Items from an interface collection
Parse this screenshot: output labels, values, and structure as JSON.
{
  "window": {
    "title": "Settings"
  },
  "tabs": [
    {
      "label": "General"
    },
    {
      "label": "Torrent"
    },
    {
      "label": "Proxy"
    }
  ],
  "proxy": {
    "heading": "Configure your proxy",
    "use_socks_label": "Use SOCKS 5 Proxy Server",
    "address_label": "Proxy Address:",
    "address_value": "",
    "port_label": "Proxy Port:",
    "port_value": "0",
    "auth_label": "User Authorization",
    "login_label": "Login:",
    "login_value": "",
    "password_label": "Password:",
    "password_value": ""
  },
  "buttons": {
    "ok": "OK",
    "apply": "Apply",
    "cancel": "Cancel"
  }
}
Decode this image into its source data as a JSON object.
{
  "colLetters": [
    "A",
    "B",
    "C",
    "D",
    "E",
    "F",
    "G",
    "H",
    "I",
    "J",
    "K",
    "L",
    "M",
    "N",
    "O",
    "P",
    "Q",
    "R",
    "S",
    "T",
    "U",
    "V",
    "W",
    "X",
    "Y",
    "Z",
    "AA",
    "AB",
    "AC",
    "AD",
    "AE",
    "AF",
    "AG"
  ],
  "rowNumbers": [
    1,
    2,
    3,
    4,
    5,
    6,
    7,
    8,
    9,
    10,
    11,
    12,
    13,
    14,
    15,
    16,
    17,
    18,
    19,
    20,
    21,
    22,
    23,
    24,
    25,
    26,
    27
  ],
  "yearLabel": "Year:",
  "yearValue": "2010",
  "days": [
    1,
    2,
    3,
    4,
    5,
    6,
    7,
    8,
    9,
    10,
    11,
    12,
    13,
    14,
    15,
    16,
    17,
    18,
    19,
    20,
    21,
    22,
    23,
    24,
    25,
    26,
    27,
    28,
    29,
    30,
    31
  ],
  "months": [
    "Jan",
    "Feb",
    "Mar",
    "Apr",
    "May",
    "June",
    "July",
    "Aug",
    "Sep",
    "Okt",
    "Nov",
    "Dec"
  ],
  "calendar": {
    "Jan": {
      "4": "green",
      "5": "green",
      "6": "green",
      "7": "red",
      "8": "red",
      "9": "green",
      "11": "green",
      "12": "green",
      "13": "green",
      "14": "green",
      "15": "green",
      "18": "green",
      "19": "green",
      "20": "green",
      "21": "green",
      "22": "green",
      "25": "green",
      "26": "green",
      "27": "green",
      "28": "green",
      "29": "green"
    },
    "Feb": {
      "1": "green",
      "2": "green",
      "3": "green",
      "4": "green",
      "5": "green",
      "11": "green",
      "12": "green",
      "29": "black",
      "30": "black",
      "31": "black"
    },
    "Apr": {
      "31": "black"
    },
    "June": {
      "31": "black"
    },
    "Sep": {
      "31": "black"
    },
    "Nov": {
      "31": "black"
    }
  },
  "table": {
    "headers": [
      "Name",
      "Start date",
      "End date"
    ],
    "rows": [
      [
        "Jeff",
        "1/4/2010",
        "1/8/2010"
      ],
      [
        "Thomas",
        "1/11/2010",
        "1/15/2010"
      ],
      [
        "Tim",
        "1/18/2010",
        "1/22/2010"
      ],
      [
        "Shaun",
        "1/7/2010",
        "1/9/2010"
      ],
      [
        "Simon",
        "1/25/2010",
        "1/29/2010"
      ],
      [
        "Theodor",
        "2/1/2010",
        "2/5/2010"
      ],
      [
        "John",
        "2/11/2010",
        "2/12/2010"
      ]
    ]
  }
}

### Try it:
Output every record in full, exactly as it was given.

### Written response:
Parse this screenshot: output labels, values, and structure as JSON.
{
  "window": {
    "title": "Settings"
  },
  "tabs": [
    {
      "label": "General"
    },
    {
      "label": "Torrent"
    },
    {
      "label": "Proxy"
    }
  ],
  "proxy": {
    "heading": "Configure your proxy",
    "use_socks_label": "Use SOCKS 5 Proxy Server",
    "address_label": "Proxy Address:",
    "address_value": "",
    "port_label": "Proxy Port:",
    "port_value": "0",
    "auth_label": "User Authorization",
    "login_label": "Login:",
    "login_value": "",
    "password_label": "Password:",
    "password_value": ""
  },
  "buttons": {
    "ok": "OK",
    "apply": "Apply",
    "cancel": "Cancel"
  }
}
Decode this image into its source data as a JSON object.
{
  "colLetters": [
    "A",
    "B",
    "C",
    "D",
    "E",
    "F",
    "G",
    "H",
    "I",
    "J",
    "K",
    "L",
    "M",
    "N",
    "O",
    "P",
    "Q",
    "R",
    "S",
    "T",
    "U",
    "V",
    "W",
    "X",
    "Y",
    "Z",
    "AA",
    "AB",
    "AC",
    "AD",
    "AE",
    "AF",
    "AG"
  ],
  "rowNumbers": [
    1,
    2,
    3,
    4,
    5,
    6,
    7,
    8,
    9,
    10,
    11,
    12,
    13,
    14,
    15,
    16,
    17,
    18,
    19,
    20,
    21,
    22,
    23,
    24,
    25,
    26,
    27
  ],
  "yearLabel": "Year:",
  "yearValue": "2010",
  "days": [
    1,
    2,
    3,
    4,
    5,
    6,
    7,
    8,
    9,
    10,
    11,
    12,
    13,
    14,
    15,
    16,
    17,
    18,
    19,
    20,
    21,
    22,
    23,
    24,
    25,
    26,
    27,
    28,
    29,
    30,
    31
  ],
  "months": [
    "Jan",
    "Feb",
    "Mar",
    "Apr",
    "May",
    "June",
    "July",
    "Aug",
    "Sep",
    "Okt",
    "Nov",
    "Dec"
  ],
  "calendar": {
    "Jan": {
      "4": "green",
      "5": "green",
      "6": "green",
      "7": "red",
      "8": "red",
      "9": "green",
      "11": "green",
      "12": "green",
      "13": "green",
      "14": "green",
      "15": "green",
      "18": "green",
      "19": "green",
      "20": "green",
      "21": "green",
      "22": "green",
      "25": "green",
      "26": "green",
      "27": "green",
      "28": "green",
      "29": "green"
    },
    "Feb": {
      "1": "green",
      "2": "green",
      "3": "green",
      "4": "green",
      "5": "green",
      "11": "green",
      "12": "green",
      "29": "black",
      "30": "black",
      "31": "black"
    },
    "Apr": {
      "31": "black"
    },
    "June": {
      "31": "black"
    },
    "Sep": {
      "31": "black"
    },
    "Nov": {
      "31": "black"
    }
  },
  "table": {
    "headers": [
      "Name",
      "Start date",
      "End date"
    ],
    "rows": [
      [
        "Jeff",
        "1/4/2010",
        "1/8/2010"
      ],
      [
        "Thomas",
        "1/11/2010",
        "1/15/2010"
      ],
      [
        "Tim",
        "1/18/2010",
        "1/22/2010"
      ],
      [
        "Shaun",
        "1/7/2010",
        "1/9/2010"
      ],
      [
        "Simon",
        "1/25/2010",
        "1/29/2010"
      ],
      [
        "Theodor",
        "2/1/2010",
        "2/5/2010"
      ],
      [
        "John",
        "2/11/2010",
        "2/12/2010"
      ]
    ]
  }
}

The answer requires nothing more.